Mass bleaching has killed more than a third of the coral in the northern and central parts of Australia’s Great Barrier Reef, scientists say.
The ARC Centre of Excellence for Coral Reef Studies released the results of its survey of the 1,430-mile reef off Australia’s east coast on Monday.
The scientists found that about 35% of the coral in the northern and central sections of the reef are dead or dying. Some parts of the reef had lost more than half of the coral to bleaching, though corals to the south have escaped with little damage.
Terry Hughes, director of the reef studies centre at James Cook University in Queensland, says the extent of the damage has serious implications.
Older corals take longer to bounce back from bleaching, and probably will not have a chance to recover before the next bleaching event occurs, he said.
And dying coral affects much more than the coral itself, harming other creatures that rely on coral for food and shelter.
The damage is part of a massive bleaching event that has been damaging reefs around the world for the past two years.

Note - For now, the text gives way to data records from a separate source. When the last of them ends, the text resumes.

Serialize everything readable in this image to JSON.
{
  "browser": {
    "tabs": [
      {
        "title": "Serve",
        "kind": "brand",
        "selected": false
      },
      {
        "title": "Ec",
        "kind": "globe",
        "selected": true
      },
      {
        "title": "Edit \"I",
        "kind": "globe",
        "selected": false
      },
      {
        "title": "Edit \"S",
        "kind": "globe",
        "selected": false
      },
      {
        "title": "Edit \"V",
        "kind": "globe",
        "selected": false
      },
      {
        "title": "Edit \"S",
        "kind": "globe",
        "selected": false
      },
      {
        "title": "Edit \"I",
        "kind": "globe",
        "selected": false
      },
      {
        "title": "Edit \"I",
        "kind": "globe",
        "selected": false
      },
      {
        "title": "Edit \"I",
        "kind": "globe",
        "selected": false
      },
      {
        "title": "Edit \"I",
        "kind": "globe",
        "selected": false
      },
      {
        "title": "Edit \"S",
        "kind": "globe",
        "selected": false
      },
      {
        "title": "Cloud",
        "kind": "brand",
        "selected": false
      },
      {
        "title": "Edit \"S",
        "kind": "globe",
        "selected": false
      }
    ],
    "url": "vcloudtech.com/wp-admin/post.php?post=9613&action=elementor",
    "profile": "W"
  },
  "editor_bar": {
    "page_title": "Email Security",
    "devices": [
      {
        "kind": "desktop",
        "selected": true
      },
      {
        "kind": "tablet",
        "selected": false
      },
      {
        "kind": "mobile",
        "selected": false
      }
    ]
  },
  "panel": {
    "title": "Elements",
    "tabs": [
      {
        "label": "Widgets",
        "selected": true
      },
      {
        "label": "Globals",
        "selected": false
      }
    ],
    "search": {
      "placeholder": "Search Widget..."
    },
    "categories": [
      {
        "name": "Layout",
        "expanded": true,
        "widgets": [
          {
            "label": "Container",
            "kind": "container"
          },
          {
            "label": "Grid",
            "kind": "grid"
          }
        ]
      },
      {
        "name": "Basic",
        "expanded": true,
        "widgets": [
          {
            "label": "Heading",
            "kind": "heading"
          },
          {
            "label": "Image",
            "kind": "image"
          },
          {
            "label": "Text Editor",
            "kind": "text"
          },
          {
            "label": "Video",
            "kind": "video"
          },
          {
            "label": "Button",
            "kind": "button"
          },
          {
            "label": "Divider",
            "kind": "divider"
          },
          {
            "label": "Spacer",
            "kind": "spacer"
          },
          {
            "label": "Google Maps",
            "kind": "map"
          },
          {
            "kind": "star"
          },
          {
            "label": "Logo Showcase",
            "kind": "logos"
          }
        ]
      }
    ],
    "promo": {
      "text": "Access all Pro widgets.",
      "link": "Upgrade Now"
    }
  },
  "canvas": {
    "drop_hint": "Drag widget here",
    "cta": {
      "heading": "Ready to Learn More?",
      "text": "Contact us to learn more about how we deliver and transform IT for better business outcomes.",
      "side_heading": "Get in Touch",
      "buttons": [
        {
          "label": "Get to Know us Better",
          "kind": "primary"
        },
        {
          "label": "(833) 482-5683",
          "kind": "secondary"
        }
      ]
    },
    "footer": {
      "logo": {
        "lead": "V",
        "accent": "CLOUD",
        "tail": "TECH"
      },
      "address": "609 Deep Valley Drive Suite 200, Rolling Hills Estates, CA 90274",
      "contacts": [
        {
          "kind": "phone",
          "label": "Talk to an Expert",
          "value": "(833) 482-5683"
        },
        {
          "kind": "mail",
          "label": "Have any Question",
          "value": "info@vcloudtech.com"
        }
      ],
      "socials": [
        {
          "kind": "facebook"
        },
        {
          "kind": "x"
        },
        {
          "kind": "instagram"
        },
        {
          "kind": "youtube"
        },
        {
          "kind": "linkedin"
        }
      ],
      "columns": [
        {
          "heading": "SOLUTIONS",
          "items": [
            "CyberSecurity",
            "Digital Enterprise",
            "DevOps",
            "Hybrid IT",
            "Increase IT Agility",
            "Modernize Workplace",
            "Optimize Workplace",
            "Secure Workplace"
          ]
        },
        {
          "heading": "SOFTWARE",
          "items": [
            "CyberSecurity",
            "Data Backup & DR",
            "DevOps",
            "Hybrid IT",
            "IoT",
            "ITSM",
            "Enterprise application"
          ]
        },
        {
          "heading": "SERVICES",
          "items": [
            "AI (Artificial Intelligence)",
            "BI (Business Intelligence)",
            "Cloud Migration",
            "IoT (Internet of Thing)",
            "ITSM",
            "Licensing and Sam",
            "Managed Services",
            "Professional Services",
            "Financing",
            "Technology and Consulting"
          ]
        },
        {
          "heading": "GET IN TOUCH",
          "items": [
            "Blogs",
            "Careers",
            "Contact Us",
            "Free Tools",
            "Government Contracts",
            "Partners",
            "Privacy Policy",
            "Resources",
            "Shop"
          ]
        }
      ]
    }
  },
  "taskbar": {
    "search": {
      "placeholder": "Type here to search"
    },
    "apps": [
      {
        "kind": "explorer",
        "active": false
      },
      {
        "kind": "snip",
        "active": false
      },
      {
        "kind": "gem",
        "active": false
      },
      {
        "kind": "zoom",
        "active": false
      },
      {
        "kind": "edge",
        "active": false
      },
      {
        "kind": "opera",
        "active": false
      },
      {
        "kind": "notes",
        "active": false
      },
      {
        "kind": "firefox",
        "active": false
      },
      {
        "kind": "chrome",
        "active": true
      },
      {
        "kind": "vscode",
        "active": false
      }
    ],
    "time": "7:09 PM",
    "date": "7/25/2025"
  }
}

Experts say the bleaching has been triggered by global warming and El Nino, a warming of parts of the Pacific Ocean that changes weather worldwide. Hot water puts stress on coral, causing it to turn white and become vulnerable to disease.
This is the third mass bleaching event in 18 years to strike the Great Barrier Reef, and in each case, the areas that suffered the worst bleaching were those where the water was hottest for the longest period of time, Mr Hughes said.
This time, the southern half of the reef was spared largely due to a lucky break that arrived in the form of a tropical cyclone.
The remnants of the storm which had lashed the South Pacific brought cloud cover and heavy rains to the region, cooling the ocean enough to stop bleaching that had just begun in the south. About 95% of the coral in the southern portion of the reef has survived.
Last year, the United Nations’ heritage body expressed concern about the state of the Great Barrier Reef and urged Australia to boost its conservation efforts.
“Is it surprising? Not any more. Is it significant? Absolutely,” said Mark Eakin, the coral reef watch co-ordinator for the US National Oceanic and Atmospheric Administration.
“We’re talking about losing 35% of the population of coral in some of these reefs – that’s huge.”
Experimental approaches to the bleaching dilemma have included attempts to lower water temperatures by using shades to cover corals, he said.
But such efforts require massive amounts of preparation and can only be done in small areas. Other solutions may lie in finding ways to minimise additional stressors to the already fragile reef.
“Anything you can do to reduce the level of injury and stress coming from other sources, the better the chance that the corals are going to survive,” Mr Eakin said.
“Those reefs that have recovered after events like this are the ones that are the most protected, least visited and least disturbed.”